April 8, 2005
Have the peripatetic
fan meetings (first Thursday each month) found a happy home
at last? Reports of the 4 August meeting at Walkers of Holborn
were uniformly positive ...
As Others See Us.
Ratan of Wired knows where to find true sf
innovation: 'While most sci-fi -- whether on TV, in movies or
books -- remains aimed toward science geeks or overgrown
adolescents, producer Ronald Moore and the Sci-Fi Channel have
essentially reinvented the genre by giving it an edgy, current,
David A. Hardy's Hugo campaign is off to a good start: 'Futures:
50 Years in Space was awarded a Sir Arthur Clarke Award [see
Runcible 166] for "best
written presentation". Both Patrick [Moore] and I receive a
handsome engraved glass "obelisk" of exactly the same
proportions as the black one in 2001, but also bearing a
famous diagram showing three geostationary satellites in orbit.
(In case you haven't noticed, it is exactly 60 years since
Arthur's very significant article appeared in Wireless World
, proposing these for communication.)'
J.K. Rowling, author of some books, appeared in the 3
April Sunday Times list of the 1,000 allegedly richest
Brits. She was placed at equal 96th with £500 million, down
from last year's 91 (when she had only £430m). Terry
Pratchett, author of some other books, was not included.
Bram Stoker Awards. Here are the currently shortlisted
novels, published in 2004.
- P.D. Cacek, The Wind Caller
- Stephen King, The Dark Tower VII: The Dark Tower
- Michael Laimo, Deep in the Darkness
- Peter Straub, In the Night Room
See the full list in 12 categories
(Clive Barker's Abarat II, which some might have expected
to be an adult novel finalist, appears under 'Work for Young
Readers'.) Michael Moorcock receives this year's life achievement
Completist's Nightmare. From
Smythe's on-line bibliography of Terry Pratchett: 'In
October 1965, Terry pseudonymously took over writing stories for
the Children's Circle column in The Bucks Free Press (the
first of which, spread over 13 weeks, featured characters from
what would become The Carpet People). Before he left that
paper in September 1970 to work for the Western Daily Press,
apart from his normal reporting and feature-writing activities, he

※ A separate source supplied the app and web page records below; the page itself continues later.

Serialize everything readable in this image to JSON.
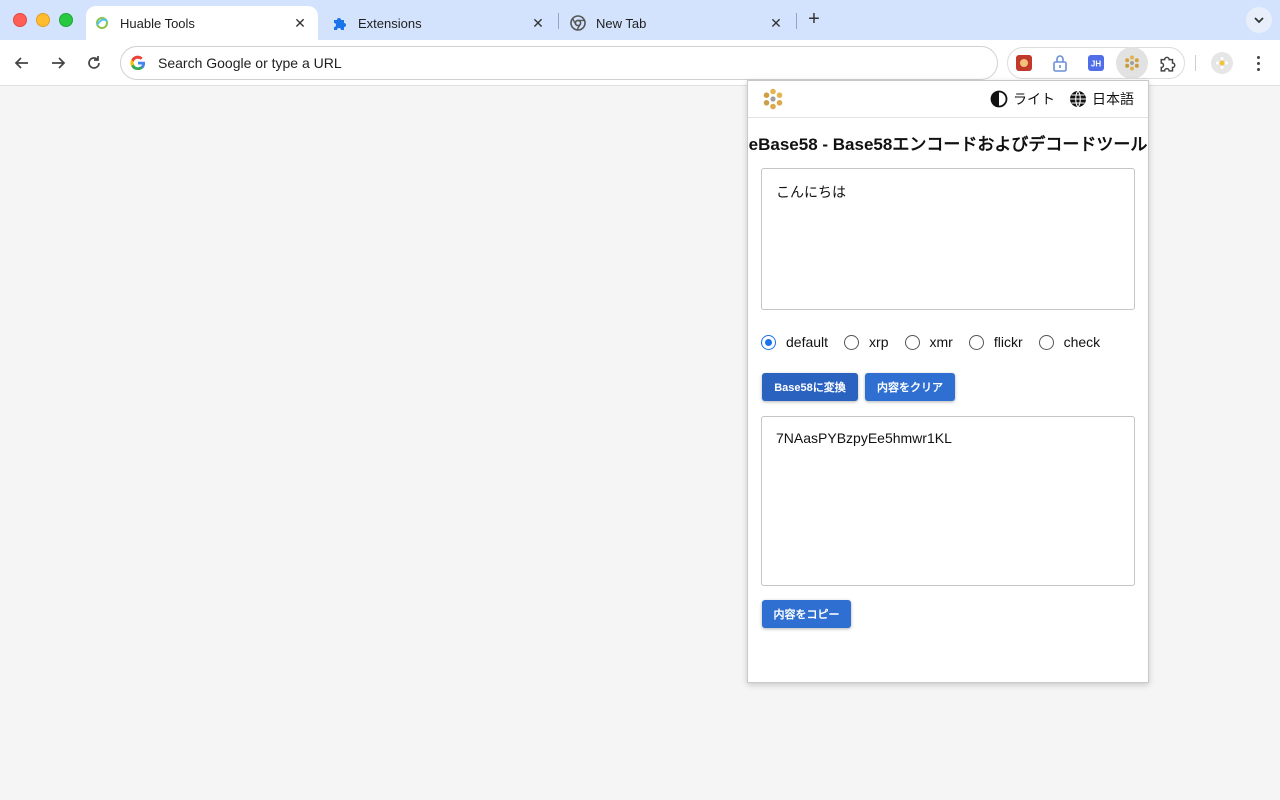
{
  "browser": {
    "tabs": [
      {
        "title": "Huable Tools",
        "active": true,
        "icon": "huable-icon"
      },
      {
        "title": "Extensions",
        "active": false,
        "icon": "puzzle-icon"
      },
      {
        "title": "New Tab",
        "active": false,
        "icon": "chrome-icon"
      }
    ],
    "omnibox_placeholder": "Search Google or type a URL"
  },
  "popup": {
    "theme_label": "ライト",
    "language_label": "日本語",
    "title": "eBase58 - Base58エンコードおよびデコードツール",
    "input_value": "こんにちは",
    "alphabets": [
      {
        "label": "default",
        "checked": true
      },
      {
        "label": "xrp",
        "checked": false
      },
      {
        "label": "xmr",
        "checked": false
      },
      {
        "label": "flickr",
        "checked": false
      },
      {
        "label": "check",
        "checked": false
      }
    ],
    "convert_button": "Base58に変換",
    "clear_button": "内容をクリア",
    "output_value": "7NAasPYBzpyEe5hmwr1KL",
    "copy_button": "内容をコピー"
  },
  "colors": {
    "tabstrip": "#d3e3fd",
    "button": "#2f6fd1",
    "radio_checked": "#1a73e8"
  }
}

had written over seventy tales that were spread over nearly 250
issues of the paper.'
The Dead Past. Familiar sentiments in more down-to-earth
words from Australia, 64 years ago: 'Graham Stone and Colin Roden,

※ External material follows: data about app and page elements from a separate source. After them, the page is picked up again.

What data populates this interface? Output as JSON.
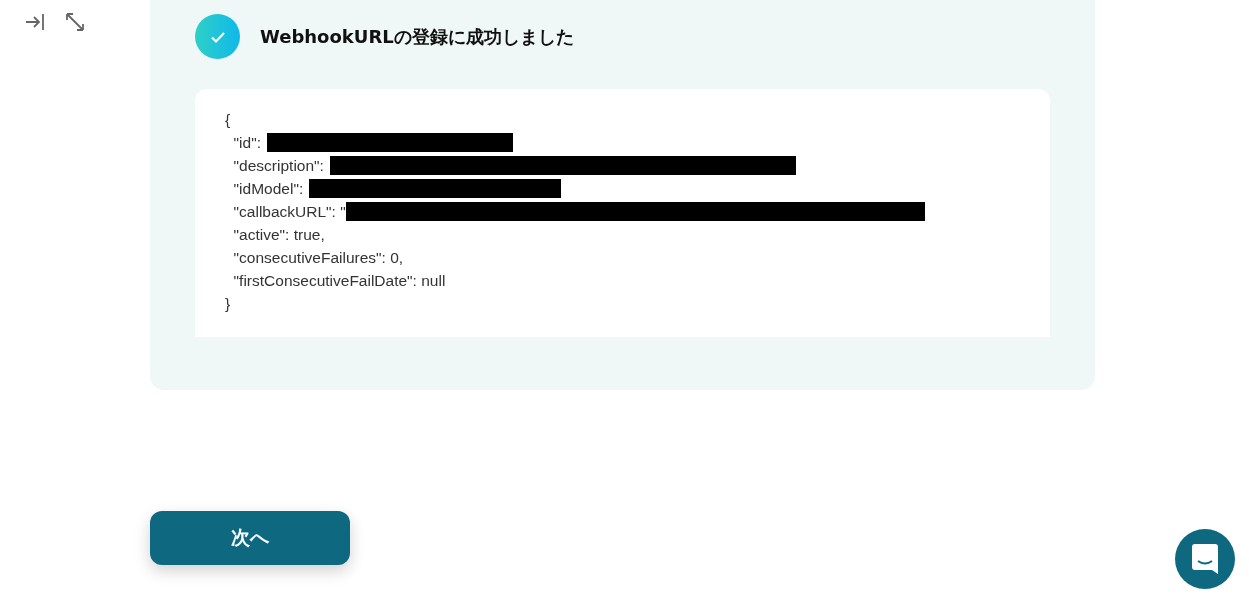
{
  "toolbar": [
    {
      "kind": "collapse"
    },
    {
      "kind": "expand"
    }
  ],
  "result": {
    "title": "WebhookURLの登録に成功しました",
    "code_lines": [
      {
        "text": "{",
        "redacted": false
      },
      {
        "text": "  \"id\":",
        "redacted": true
      },
      {
        "text": "  \"description\":",
        "redacted": true
      },
      {
        "text": "  \"idModel\":",
        "redacted": true
      },
      {
        "text": "  \"callbackURL\": \"",
        "redacted": true
      },
      {
        "text": "  \"active\": true,",
        "redacted": false
      },
      {
        "text": "  \"consecutiveFailures\": 0,",
        "redacted": false
      },
      {
        "text": "  \"firstConsecutiveFailDate\": null",
        "redacted": false
      },
      {
        "text": "}",
        "redacted": false
      }
    ]
  },
  "next_button": {
    "label": "次へ"
  },
  "chat_button": {
    "kind": "chat"
  }
}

on a hunt for back numbers, found a bookseller who did NOT want to
sell his books. He refused to get them down from the shelves (said
it was too much trouble) and emphaticly stated "that stuff
(stf) would drive you ratbag."' (Science & Fantasy
Fan Reporter #3, 26 August 1941) 'A much better line than that
one about squids in space if you ask me,' adds our researcher Kim
Atwood reviews Kazuo Ishiguro.
the official 2005 Worldcon
nominations links page.
And the results of this year's
Fan Fund voting.
Thog's Masterclass. Game Theory Dept. 'The best
aspect of it was that it was not the last place they'd look for
her. Anticipating her reaction, they would look at once in the
last place.' (John D. MacDonald, 'Escape to Chaos', 1951)
Langford is an author and a gentleman. His newsletter, Ansible,
is the essential SF-insider sourcebook of wit and incongruity. His
most recent books are Different
Kinds of Darkness, a new short-story collection of
horror, SF, and fantasy, Up
Through an Empty House of Stars: Reviews and Essays 1980-2002,
100 pieces of Langfordian genre commentary, and He
Do the Time Police in Different Voices, a short-story
collection that brings together all of Dave's SF parodies and
pastiches. (This is a scary thought. Are you ready to laugh that
Dave lives in Reading, England with his wife Hazel, 25,000
books, and a couple of dozen Hugo awards. He continues to add
books and Hugos.